Raised to the peerage in 1683, Stawell was active in prosecuting dissenters in Somerset, and instrumental in securing the surrender of the Bridgwater charter. He promised Sunderland that he would do his utmost ‘to promote the election of sound and loyal Members’ to James II’s Parliament in Dorset, Hampshire and Wiltshire as well as in his own county. In June 1685 he led his regiment against Monmouth, but most of his men deserted to the rebels. A well-meant effort by Jeffreys to console him by hanging Col. Bovett, one of his father’s chief persecutors, outside the gates of Cothelstone does not seem to have been favourably received. He moved to Low Ham, where he began to build an ambitious mansion measuring four hundred feet by one hundred, and by 1687 he was reckoned among the opposition peers. Although James II appointed him lord lieutenant in succession to the Roman Catholic Lord Waldegrave in November 1688, he at once rallied to William of Orange. Nevertheless after the Revolution he was replaced by Lord Fitzhardinge (Sir Maurice Berkeley). He died on 8 Aug. 1689, aged 48, and was buried at Low Ham. His architectural extravagance permanently crippled the family finances, and he was the last to sit in the Commons.4

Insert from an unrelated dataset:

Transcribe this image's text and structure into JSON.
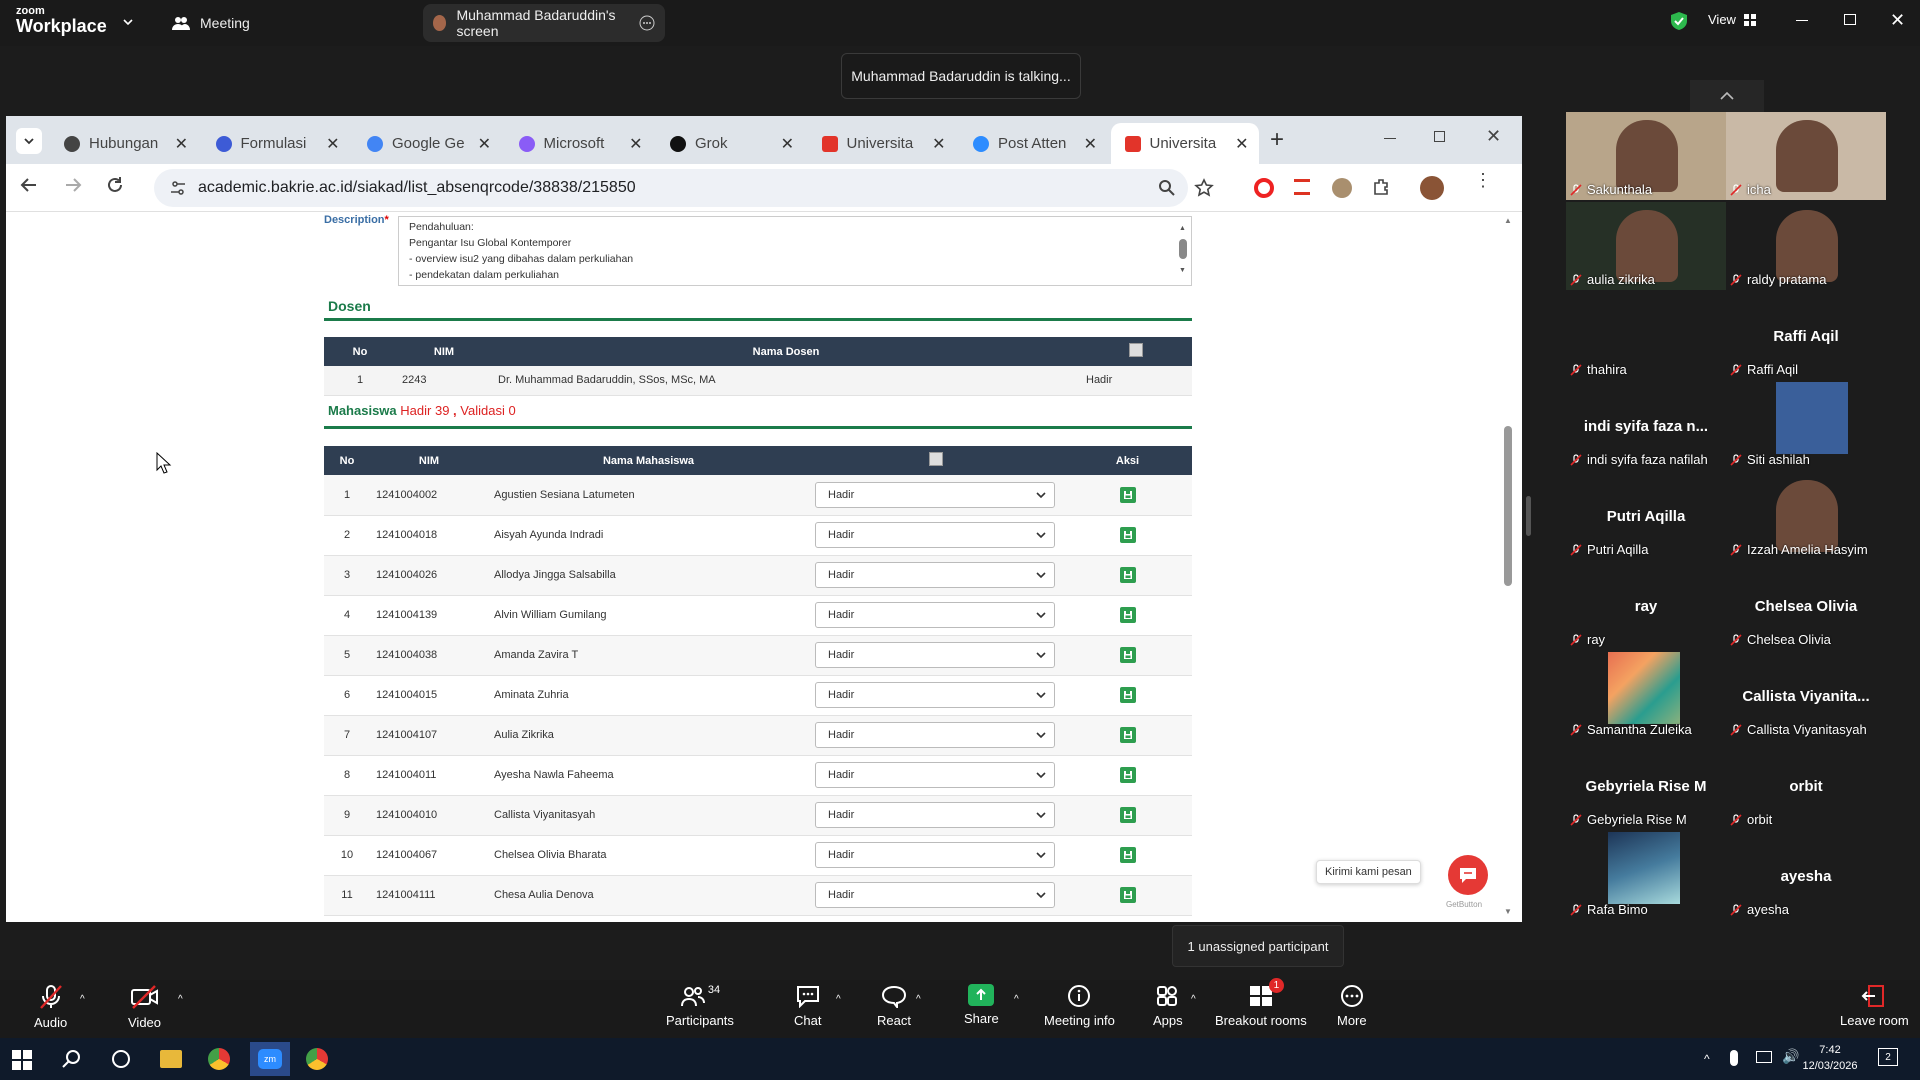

Ref Volumes: 1660-1690
Author: Irene Cassidy
- 1. G. D. Stawell, Quantock Fam. 111-13; Soc. of Genealogists, St. Peter le Poer par. reg.
- 2. Stawell, 114; E. Green, Bibl. Som. iii. 344; CSP Dom. 1687-9, p. 342.
- 3. Som. RO, Sanford mss 3109, Wm. to Edward Clark, 29 Dec. 1678; CJ, ix. 578; Prot. Dom. Intell. 4 Mar. 1681.
- 4. CSP Dom. Jan.-June 1683, pp. 194, 322-3; July-Sept. 1683, pp. 9, 119, 401-2; 1685, p. 33; HMC 6th Rep. 347; HMC Sackville, i. 3; R. Locke, Western Rebellion, 9; N. Pevsner, South and West Som. 224; HMC 7th Rep. 348; E. Green, March of Wm. of Orange through Som. 57-58; Stawell, 119.